• [WHAT TO PRODUCE]: Copy out every record that follows, word for word.

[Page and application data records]
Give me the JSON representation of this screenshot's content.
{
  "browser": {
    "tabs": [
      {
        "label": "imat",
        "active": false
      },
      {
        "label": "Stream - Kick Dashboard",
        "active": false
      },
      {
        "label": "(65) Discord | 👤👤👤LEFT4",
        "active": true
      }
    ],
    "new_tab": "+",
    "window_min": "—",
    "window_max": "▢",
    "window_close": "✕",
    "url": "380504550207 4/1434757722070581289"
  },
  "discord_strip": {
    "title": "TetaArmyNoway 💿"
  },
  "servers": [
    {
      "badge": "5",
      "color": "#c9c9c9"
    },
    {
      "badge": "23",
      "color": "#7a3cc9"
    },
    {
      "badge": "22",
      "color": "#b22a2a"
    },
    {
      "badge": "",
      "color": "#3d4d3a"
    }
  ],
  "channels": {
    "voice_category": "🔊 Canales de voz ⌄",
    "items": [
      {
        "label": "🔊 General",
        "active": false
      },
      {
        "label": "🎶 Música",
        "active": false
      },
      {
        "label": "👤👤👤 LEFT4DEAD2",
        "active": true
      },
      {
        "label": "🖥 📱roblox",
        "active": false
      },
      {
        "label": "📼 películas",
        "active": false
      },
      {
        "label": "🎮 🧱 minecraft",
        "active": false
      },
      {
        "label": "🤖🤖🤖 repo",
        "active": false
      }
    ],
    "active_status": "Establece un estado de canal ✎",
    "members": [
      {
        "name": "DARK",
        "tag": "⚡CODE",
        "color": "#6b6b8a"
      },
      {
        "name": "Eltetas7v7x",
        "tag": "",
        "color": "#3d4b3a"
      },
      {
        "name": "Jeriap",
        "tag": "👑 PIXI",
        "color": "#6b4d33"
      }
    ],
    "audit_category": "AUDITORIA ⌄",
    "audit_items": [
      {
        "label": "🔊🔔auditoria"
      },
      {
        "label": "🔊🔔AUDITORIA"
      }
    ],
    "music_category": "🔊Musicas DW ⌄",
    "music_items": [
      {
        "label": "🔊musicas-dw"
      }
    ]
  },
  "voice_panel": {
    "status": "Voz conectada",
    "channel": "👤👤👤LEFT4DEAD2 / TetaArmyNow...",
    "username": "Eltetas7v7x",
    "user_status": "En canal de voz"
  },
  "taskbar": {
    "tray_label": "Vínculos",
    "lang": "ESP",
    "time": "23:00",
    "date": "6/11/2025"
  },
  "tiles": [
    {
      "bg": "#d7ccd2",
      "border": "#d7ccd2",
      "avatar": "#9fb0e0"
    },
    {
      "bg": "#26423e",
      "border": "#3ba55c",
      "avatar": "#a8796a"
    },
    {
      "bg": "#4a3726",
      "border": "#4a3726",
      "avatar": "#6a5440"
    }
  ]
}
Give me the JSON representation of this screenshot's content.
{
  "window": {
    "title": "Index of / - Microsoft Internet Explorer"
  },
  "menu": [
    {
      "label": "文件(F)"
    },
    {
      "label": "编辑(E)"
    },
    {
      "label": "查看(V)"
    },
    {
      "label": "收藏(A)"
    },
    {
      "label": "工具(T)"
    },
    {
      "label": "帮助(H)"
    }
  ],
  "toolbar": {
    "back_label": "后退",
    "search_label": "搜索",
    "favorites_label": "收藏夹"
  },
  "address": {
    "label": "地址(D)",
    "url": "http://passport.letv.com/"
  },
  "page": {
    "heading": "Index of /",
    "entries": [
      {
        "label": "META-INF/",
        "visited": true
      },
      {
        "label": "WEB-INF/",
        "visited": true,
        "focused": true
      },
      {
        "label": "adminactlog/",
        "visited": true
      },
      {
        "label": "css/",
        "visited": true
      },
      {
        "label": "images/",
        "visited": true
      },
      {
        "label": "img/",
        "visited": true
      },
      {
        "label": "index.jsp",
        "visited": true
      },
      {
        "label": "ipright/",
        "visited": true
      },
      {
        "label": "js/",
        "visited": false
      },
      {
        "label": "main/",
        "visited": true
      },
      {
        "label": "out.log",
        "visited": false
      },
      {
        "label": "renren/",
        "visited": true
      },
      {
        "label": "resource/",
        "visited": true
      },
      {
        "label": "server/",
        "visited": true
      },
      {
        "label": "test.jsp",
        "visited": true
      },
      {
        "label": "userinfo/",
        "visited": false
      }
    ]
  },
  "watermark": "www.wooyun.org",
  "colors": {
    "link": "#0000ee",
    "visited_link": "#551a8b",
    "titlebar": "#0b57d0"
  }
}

• [TASK RESULT]:
Give me the JSON representation of this screenshot's content.
{
  "browser": {
    "tabs": [
      {
        "label": "imat",
        "active": false
      },
      {
        "label": "Stream - Kick Dashboard",
        "active": false
      },
      {
        "label": "(65) Discord | 👤👤👤LEFT4",
        "active": true
      }
    ],
    "new_tab": "+",
    "window_min": "—",
    "window_max": "▢",
    "window_close": "✕",
    "url": "380504550207 4/1434757722070581289"
  },
  "discord_strip": {
    "title": "TetaArmyNoway 💿"
  },
  "servers": [
    {
      "badge": "5",
      "color": "#c9c9c9"
    },
    {
      "badge": "23",
      "color": "#7a3cc9"
    },
    {
      "badge": "22",
      "color": "#b22a2a"
    },
    {
      "badge": "",
      "color": "#3d4d3a"
    }
  ],
  "channels": {
    "voice_category": "🔊 Canales de voz ⌄",
    "items": [
      {
        "label": "🔊 General",
        "active": false
      },
      {
        "label": "🎶 Música",
        "active": false
      },
      {
        "label": "👤👤👤 LEFT4DEAD2",
        "active": true
      },
      {
        "label": "🖥 📱roblox",
        "active": false
      },
      {
        "label": "📼 películas",
        "active": false
      },
      {
        "label": "🎮 🧱 minecraft",
        "active": false
      },
      {
        "label": "🤖🤖🤖 repo",
        "active": false
      }
    ],
    "active_status": "Establece un estado de canal ✎",
    "members": [
      {
        "name": "DARK",
        "tag": "⚡CODE",
        "color": "#6b6b8a"
      },
      {
        "name": "Eltetas7v7x",
        "tag": "",
        "color": "#3d4b3a"
      },
      {
        "name": "Jeriap",
        "tag": "👑 PIXI",
        "color": "#6b4d33"
      }
    ],
    "audit_category": "AUDITORIA ⌄",
    "audit_items": [
      {
        "label": "🔊🔔auditoria"
      },
      {
        "label": "🔊🔔AUDITORIA"
      }
    ],
    "music_category": "🔊Musicas DW ⌄",
    "music_items": [
      {
        "label": "🔊musicas-dw"
      }
    ]
  },
  "voice_panel": {
    "status": "Voz conectada",
    "channel": "👤👤👤LEFT4DEAD2 / TetaArmyNow...",
    "username": "Eltetas7v7x",
    "user_status": "En canal de voz"
  },
  "taskbar": {
    "tray_label": "Vínculos",
    "lang": "ESP",
    "time": "23:00",
    "date": "6/11/2025"
  },
  "tiles": [
    {
      "bg": "#d7ccd2",
      "border": "#d7ccd2",
      "avatar": "#9fb0e0"
    },
    {
      "bg": "#26423e",
      "border": "#3ba55c",
      "avatar": "#a8796a"
    },
    {
      "bg": "#4a3726",
      "border": "#4a3726",
      "avatar": "#6a5440"
    }
  ]
}
Give me the JSON representation of this screenshot's content.
{
  "window": {
    "title": "Index of / - Microsoft Internet Explorer"
  },
  "menu": [
    {
      "label": "文件(F)"
    },
    {
      "label": "编辑(E)"
    },
    {
      "label": "查看(V)"
    },
    {
      "label": "收藏(A)"
    },
    {
      "label": "工具(T)"
    },
    {
      "label": "帮助(H)"
    }
  ],
  "toolbar": {
    "back_label": "后退",
    "search_label": "搜索",
    "favorites_label": "收藏夹"
  },
  "address": {
    "label": "地址(D)",
    "url": "http://passport.letv.com/"
  },
  "page": {
    "heading": "Index of /",
    "entries": [
      {
        "label": "META-INF/",
        "visited": true
      },
      {
        "label": "WEB-INF/",
        "visited": true,
        "focused": true
      },
      {
        "label": "adminactlog/",
        "visited": true
      },
      {
        "label": "css/",
        "visited": true
      },
      {
        "label": "images/",
        "visited": true
      },
      {
        "label": "img/",
        "visited": true
      },
      {
        "label": "index.jsp",
        "visited": true
      },
      {
        "label": "ipright/",
        "visited": true
      },
      {
        "label": "js/",
        "visited": false
      },
      {
        "label": "main/",
        "visited": true
      },
      {
        "label": "out.log",
        "visited": false
      },
      {
        "label": "renren/",
        "visited": true
      },
      {
        "label": "resource/",
        "visited": true
      },
      {
        "label": "server/",
        "visited": true
      },
      {
        "label": "test.jsp",
        "visited": true
      },
      {
        "label": "userinfo/",
        "visited": false
      }
    ]
  },
  "watermark": "www.wooyun.org",
  "colors": {
    "link": "#0000ee",
    "visited_link": "#551a8b",
    "titlebar": "#0b57d0"
  }
}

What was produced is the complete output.